Find the lines of data that contain the string "commit", then list them.

+++ STUDY MATERIAL +++

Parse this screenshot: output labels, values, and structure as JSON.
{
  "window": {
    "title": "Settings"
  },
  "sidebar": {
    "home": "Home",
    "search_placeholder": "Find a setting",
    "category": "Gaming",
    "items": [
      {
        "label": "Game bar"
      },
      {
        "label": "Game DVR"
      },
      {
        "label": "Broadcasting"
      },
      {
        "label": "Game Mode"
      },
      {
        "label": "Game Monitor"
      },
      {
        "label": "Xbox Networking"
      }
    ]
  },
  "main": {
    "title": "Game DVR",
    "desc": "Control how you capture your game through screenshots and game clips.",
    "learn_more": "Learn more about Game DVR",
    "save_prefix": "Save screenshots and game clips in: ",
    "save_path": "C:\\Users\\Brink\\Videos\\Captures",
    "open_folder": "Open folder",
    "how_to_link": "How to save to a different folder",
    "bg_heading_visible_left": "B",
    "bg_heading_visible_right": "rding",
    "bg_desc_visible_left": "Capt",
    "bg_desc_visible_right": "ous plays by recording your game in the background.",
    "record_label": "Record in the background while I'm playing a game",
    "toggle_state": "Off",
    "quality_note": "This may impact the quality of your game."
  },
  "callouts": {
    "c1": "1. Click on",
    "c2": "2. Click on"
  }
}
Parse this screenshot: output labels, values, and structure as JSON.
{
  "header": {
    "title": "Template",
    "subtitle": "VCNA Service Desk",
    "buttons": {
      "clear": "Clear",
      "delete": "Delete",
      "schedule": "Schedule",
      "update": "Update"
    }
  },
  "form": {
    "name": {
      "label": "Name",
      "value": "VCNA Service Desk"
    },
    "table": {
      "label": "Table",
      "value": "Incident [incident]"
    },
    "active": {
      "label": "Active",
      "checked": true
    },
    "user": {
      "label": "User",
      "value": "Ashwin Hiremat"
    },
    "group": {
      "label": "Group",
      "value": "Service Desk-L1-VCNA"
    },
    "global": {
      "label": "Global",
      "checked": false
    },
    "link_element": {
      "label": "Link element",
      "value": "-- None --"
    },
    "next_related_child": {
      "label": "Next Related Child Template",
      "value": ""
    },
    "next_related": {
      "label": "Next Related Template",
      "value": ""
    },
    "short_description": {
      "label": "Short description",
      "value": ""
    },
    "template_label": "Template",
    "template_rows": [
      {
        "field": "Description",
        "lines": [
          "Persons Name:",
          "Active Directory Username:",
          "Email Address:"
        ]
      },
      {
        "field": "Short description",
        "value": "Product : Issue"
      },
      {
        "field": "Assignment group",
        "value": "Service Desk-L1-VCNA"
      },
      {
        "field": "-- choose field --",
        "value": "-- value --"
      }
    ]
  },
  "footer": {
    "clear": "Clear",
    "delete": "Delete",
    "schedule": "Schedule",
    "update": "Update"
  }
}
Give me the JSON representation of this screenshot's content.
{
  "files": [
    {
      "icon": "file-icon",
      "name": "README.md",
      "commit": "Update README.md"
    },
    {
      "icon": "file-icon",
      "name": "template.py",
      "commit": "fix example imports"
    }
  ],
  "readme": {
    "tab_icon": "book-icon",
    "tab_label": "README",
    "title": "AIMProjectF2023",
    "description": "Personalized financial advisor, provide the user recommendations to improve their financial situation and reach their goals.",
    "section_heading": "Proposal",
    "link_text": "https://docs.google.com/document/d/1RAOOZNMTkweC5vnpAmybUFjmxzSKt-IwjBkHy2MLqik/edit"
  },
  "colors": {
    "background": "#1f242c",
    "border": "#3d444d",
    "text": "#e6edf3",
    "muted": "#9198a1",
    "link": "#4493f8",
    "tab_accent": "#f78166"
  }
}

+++

[RESPONSE]
      "commit": "Update README.md"
      "commit": "fix example imports"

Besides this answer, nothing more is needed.